Component data from apps and pages:
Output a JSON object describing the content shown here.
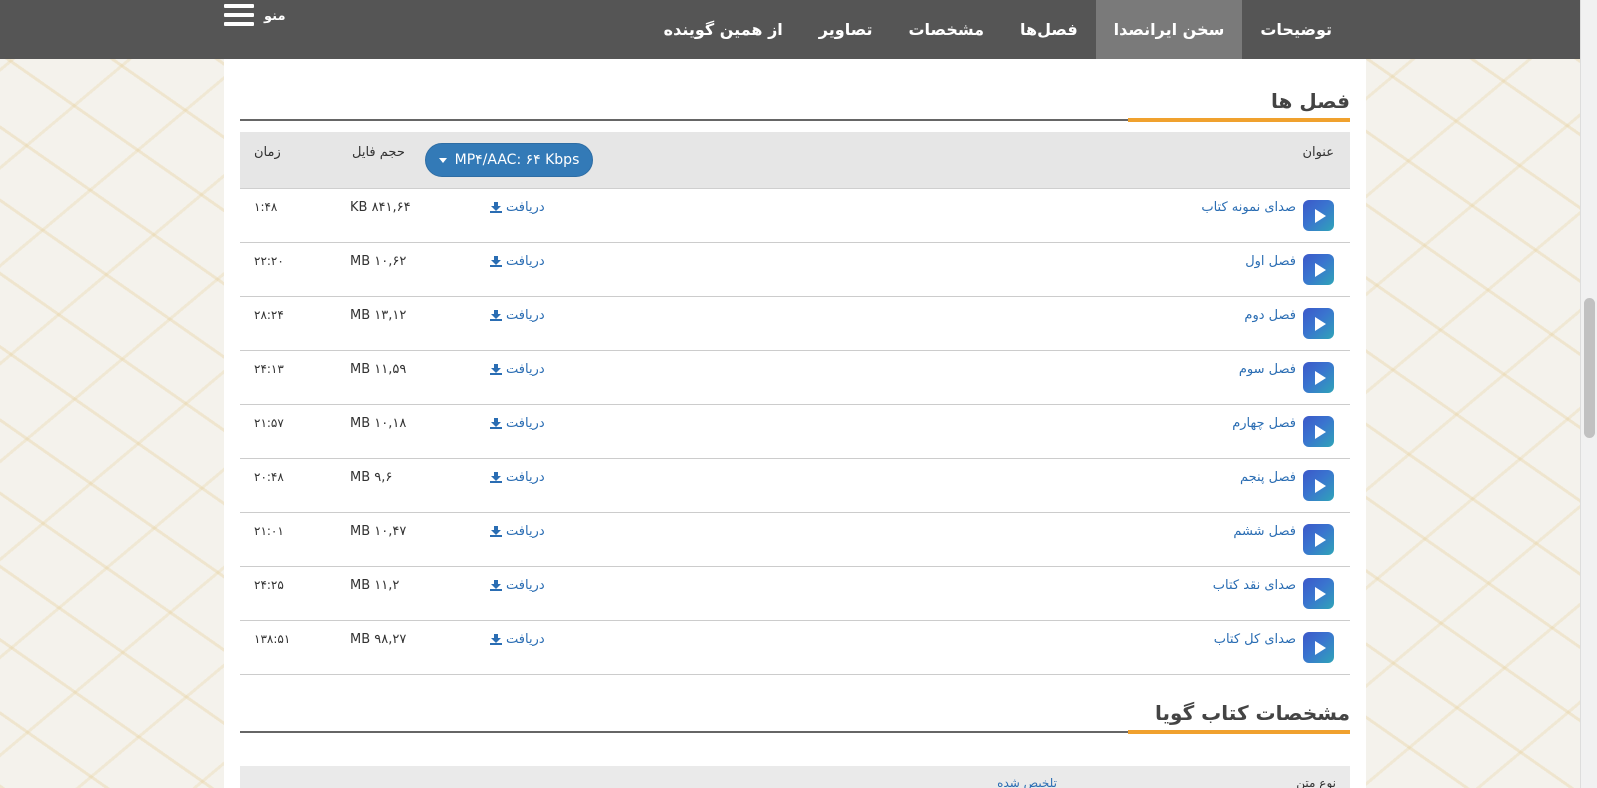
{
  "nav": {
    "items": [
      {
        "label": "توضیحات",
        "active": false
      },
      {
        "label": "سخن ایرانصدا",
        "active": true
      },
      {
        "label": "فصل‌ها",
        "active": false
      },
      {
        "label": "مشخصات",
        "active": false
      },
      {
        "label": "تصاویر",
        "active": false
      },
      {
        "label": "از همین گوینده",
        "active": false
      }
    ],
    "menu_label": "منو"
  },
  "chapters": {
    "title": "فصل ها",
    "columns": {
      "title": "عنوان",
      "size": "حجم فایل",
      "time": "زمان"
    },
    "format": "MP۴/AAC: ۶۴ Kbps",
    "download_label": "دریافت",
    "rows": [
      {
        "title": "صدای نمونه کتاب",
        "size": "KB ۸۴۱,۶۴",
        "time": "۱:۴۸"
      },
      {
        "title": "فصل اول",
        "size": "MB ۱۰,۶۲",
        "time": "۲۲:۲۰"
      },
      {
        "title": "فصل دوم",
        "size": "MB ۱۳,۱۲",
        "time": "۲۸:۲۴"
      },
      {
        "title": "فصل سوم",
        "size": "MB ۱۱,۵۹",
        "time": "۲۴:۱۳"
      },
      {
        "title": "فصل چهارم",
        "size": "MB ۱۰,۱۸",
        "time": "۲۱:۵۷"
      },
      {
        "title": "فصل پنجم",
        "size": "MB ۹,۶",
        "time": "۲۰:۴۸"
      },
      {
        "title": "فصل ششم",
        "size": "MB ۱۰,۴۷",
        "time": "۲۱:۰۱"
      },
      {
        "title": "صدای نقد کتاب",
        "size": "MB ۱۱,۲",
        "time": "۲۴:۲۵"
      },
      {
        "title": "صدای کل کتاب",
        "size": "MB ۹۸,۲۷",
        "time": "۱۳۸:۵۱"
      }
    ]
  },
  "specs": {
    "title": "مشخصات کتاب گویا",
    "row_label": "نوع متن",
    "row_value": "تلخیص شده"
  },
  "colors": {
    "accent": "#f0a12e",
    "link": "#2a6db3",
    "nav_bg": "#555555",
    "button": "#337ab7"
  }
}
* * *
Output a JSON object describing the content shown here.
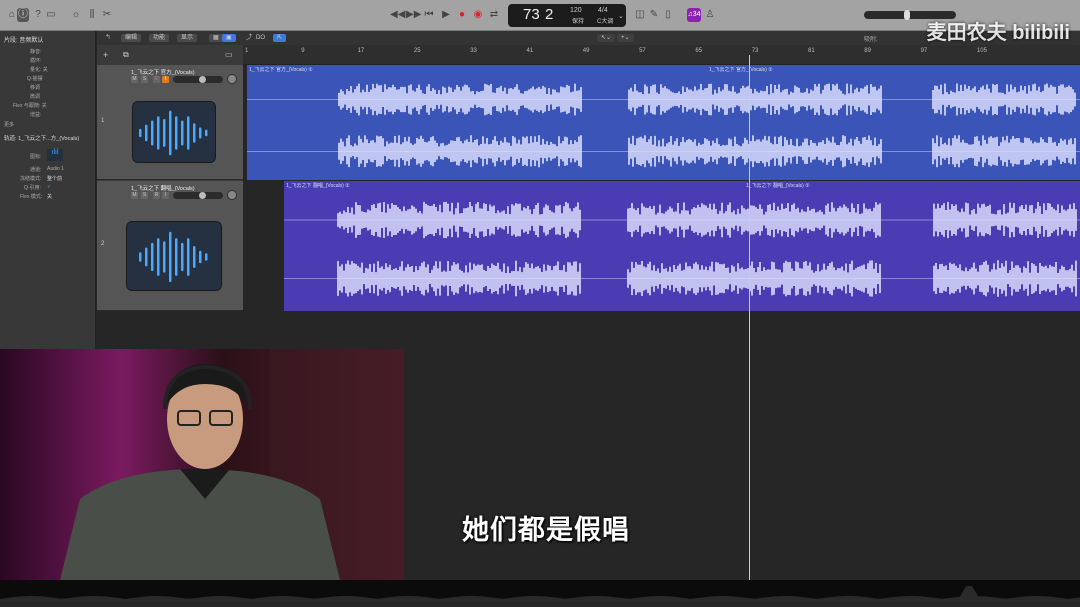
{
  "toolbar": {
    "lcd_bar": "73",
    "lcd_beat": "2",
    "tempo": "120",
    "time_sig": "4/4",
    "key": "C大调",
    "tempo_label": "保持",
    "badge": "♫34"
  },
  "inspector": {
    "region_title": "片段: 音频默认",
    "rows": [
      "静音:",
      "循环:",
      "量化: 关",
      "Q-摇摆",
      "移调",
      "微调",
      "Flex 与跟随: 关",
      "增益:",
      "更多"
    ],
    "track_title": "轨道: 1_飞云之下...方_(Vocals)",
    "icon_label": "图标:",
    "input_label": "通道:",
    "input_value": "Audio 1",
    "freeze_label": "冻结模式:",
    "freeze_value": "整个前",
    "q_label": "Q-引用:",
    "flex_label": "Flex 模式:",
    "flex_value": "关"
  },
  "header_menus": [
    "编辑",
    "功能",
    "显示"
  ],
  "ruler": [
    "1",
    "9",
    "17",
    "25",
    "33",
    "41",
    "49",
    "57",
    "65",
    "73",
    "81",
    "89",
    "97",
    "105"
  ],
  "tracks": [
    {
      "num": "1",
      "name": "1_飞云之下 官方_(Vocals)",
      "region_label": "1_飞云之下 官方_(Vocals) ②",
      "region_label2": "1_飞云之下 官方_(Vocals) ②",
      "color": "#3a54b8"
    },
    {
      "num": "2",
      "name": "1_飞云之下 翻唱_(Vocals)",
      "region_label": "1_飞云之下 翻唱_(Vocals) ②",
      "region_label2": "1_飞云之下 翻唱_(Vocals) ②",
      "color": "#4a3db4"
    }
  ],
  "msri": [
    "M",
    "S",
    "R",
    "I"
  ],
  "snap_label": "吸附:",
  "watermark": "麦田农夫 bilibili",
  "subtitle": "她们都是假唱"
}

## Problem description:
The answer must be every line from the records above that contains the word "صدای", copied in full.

## Solution for this problem:
        "title": "صدای نمونه کتاب",
        "title": "صدای نقد کتاب",
        "title": "صدای کل کتاب",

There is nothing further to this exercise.